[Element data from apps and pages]
====

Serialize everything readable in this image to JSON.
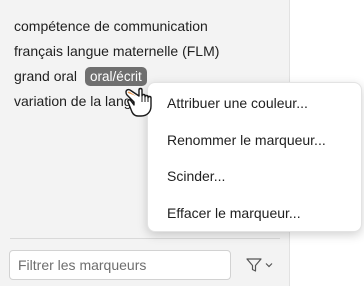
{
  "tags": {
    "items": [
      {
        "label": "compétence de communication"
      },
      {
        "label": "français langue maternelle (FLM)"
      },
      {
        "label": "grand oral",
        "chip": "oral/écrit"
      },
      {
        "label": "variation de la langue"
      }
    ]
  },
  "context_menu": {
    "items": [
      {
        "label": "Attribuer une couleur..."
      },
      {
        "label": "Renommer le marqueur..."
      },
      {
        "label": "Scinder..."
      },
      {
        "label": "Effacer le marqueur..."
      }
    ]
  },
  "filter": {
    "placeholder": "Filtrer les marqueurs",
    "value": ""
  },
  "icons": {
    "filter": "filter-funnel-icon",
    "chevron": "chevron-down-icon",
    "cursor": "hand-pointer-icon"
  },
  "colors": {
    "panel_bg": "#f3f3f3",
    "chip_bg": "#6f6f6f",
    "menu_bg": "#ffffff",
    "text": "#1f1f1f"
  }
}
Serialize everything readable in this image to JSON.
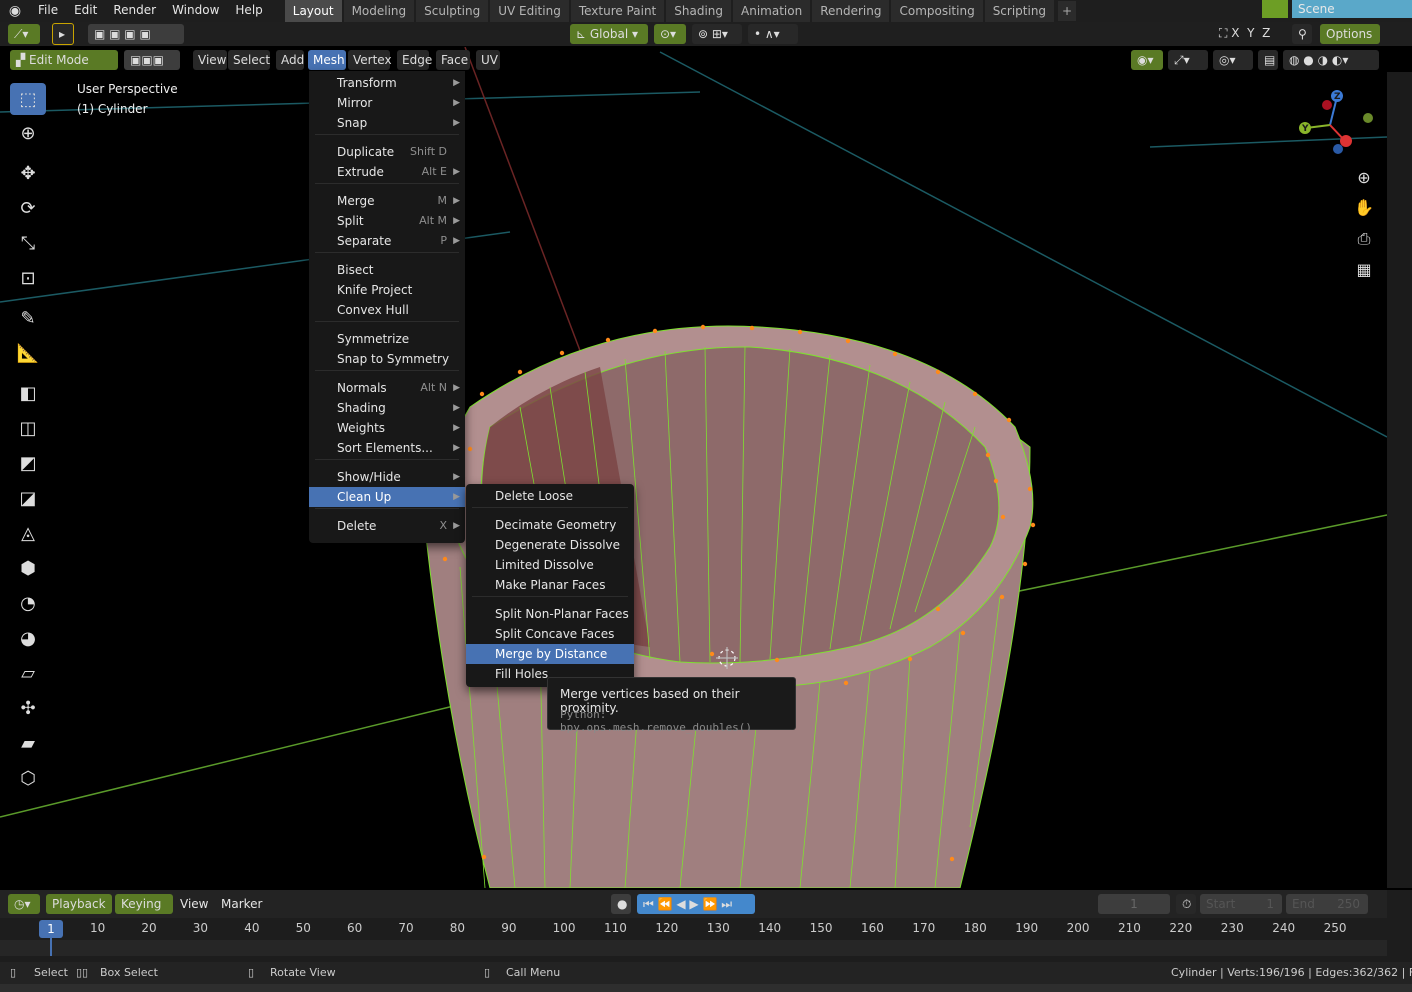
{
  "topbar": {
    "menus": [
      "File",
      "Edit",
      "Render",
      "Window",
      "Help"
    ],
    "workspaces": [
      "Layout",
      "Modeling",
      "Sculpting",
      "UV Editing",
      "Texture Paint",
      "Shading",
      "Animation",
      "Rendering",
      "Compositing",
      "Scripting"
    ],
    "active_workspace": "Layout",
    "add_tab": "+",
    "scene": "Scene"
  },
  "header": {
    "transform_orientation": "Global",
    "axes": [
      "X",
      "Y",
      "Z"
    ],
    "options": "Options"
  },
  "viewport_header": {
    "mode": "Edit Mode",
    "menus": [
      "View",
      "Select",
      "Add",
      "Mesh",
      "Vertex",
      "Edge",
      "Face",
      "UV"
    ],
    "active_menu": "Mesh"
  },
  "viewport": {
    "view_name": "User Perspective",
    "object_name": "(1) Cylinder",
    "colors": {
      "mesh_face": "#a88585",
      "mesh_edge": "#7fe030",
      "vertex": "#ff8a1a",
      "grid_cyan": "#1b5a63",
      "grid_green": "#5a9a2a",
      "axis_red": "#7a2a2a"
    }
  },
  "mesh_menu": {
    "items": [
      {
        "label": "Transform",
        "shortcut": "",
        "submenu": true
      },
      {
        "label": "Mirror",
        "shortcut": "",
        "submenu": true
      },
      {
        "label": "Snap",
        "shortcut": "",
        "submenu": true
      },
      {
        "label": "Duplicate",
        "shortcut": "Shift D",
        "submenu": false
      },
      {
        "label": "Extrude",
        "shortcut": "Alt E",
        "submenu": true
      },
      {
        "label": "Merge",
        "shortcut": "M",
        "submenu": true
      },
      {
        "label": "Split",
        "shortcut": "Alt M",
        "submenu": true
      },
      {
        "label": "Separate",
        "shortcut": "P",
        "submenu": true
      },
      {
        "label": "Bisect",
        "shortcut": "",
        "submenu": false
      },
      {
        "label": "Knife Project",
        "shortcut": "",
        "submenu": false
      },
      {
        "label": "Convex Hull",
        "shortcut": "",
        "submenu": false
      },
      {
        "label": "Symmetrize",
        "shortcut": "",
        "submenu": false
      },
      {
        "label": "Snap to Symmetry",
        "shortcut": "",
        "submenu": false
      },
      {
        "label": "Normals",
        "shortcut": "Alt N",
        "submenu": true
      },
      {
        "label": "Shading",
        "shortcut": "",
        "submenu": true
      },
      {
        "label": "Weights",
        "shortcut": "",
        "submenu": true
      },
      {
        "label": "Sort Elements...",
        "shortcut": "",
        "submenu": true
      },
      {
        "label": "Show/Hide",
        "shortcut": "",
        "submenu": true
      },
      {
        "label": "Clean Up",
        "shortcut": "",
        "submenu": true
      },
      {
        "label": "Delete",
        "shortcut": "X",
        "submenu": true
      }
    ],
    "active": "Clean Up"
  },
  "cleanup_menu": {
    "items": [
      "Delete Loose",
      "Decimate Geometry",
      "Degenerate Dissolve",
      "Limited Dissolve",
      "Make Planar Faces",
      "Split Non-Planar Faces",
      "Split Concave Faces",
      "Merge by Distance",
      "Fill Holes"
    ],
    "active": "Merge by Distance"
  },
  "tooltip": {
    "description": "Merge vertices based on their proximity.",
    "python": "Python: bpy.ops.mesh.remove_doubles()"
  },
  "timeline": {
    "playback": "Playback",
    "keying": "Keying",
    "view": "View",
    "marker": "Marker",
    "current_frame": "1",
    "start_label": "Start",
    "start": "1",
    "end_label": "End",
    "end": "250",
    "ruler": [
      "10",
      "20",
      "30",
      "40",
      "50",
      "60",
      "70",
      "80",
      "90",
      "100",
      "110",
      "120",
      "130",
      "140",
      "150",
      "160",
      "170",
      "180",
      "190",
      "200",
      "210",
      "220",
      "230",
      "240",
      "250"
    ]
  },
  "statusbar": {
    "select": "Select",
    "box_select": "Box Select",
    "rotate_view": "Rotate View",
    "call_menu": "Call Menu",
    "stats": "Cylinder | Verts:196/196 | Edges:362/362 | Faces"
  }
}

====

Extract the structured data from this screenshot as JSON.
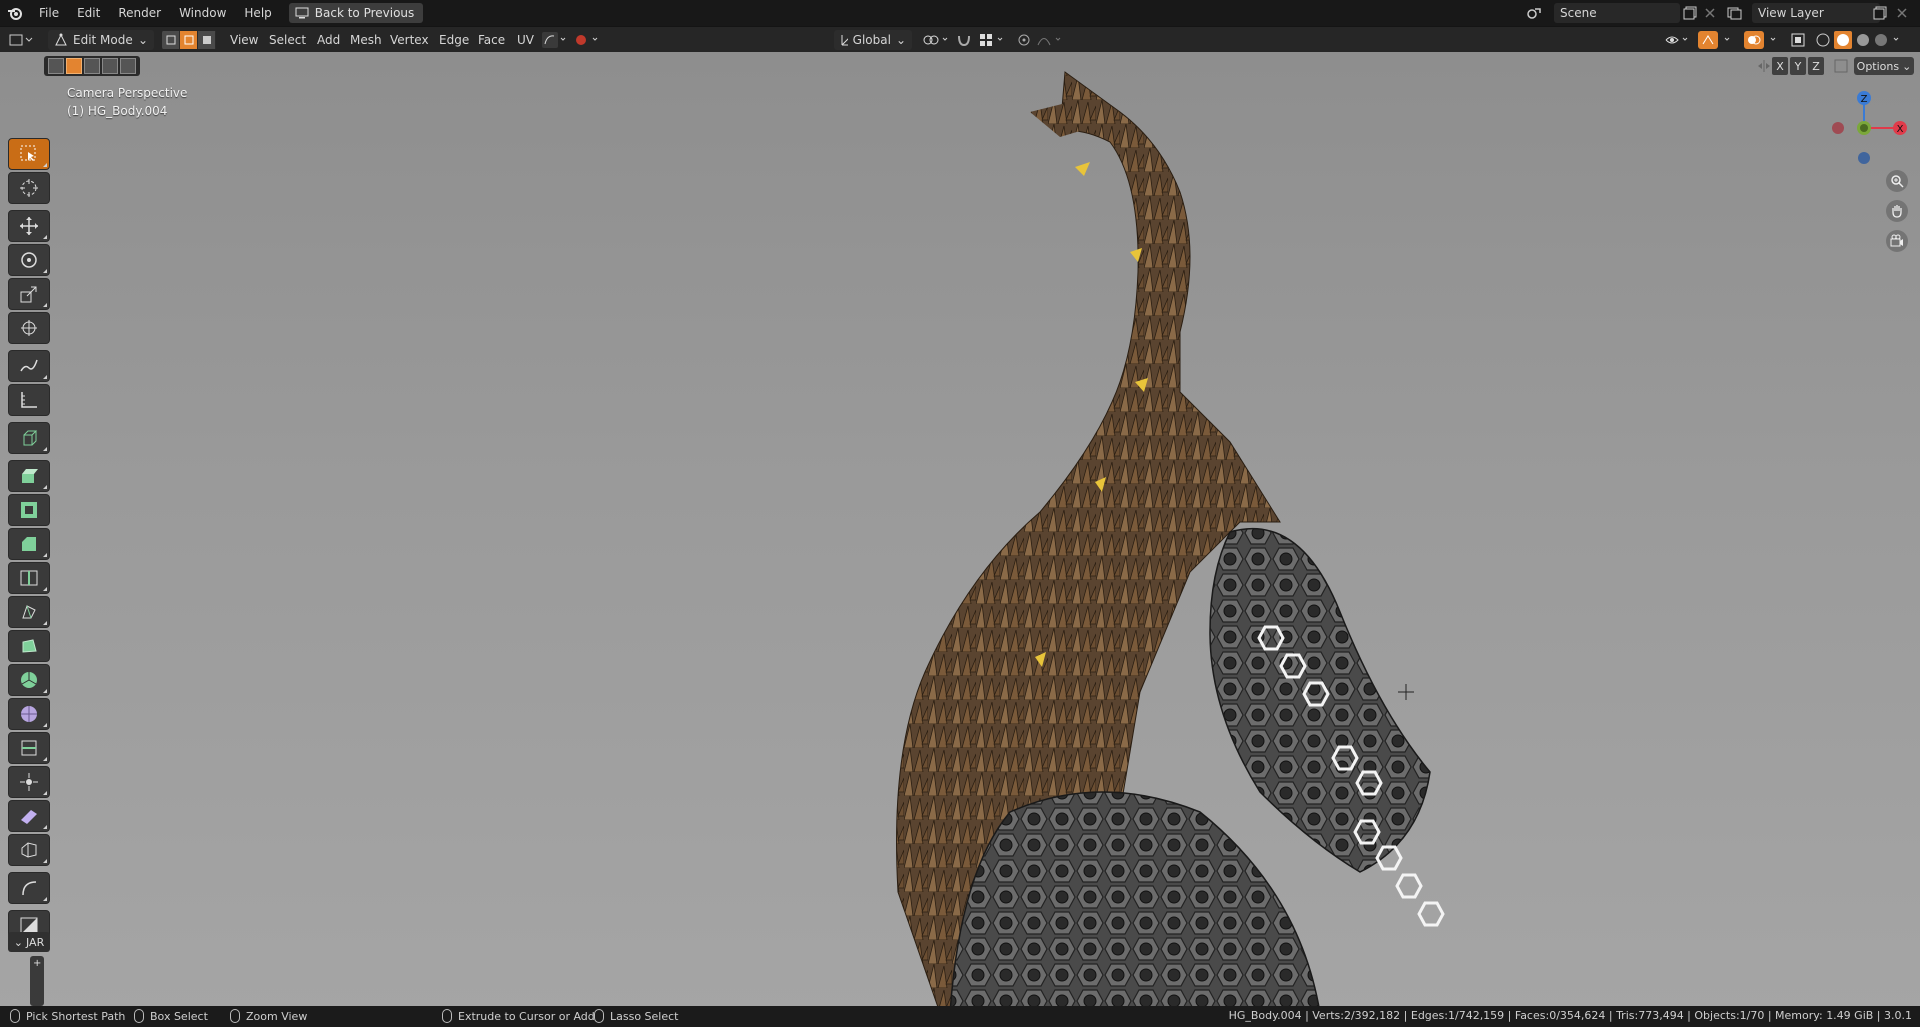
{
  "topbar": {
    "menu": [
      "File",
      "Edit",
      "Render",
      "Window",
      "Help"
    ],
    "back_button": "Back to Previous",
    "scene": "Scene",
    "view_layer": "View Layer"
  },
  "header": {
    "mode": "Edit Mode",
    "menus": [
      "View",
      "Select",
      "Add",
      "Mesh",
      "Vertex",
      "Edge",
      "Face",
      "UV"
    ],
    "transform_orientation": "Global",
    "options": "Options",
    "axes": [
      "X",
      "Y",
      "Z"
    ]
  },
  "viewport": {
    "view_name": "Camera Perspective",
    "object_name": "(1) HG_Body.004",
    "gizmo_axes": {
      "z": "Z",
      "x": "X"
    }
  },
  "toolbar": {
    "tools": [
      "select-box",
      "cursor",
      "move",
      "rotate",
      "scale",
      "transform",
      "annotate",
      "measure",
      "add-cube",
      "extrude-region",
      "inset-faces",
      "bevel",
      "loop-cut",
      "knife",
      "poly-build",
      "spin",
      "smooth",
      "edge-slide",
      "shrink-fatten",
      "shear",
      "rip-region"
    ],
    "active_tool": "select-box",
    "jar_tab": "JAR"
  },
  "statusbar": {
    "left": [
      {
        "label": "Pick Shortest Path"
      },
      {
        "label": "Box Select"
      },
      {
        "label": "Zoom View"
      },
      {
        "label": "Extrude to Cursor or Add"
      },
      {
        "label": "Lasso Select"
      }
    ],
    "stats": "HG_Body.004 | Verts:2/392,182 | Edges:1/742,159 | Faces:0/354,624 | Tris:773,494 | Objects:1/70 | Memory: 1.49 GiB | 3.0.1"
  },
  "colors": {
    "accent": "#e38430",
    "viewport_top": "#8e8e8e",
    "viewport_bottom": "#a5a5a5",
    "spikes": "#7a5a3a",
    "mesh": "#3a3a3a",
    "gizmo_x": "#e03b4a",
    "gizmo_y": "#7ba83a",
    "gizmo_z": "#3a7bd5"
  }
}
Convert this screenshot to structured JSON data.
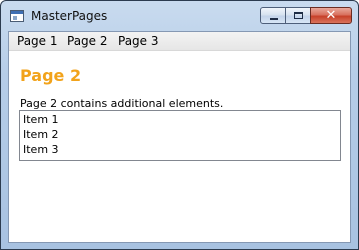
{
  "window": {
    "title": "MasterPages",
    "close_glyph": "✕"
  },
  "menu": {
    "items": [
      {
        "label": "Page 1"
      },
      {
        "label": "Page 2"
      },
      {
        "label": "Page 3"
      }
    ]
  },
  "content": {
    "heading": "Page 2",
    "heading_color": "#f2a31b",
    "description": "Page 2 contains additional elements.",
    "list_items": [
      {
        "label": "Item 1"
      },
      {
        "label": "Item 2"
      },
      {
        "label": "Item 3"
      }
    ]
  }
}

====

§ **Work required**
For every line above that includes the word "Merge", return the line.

§ **Task result**
        "label": "Merge",
      "Merge by Distance",
    "active": "Merge by Distance"
    "description": "Merge vertices based on their proximity.",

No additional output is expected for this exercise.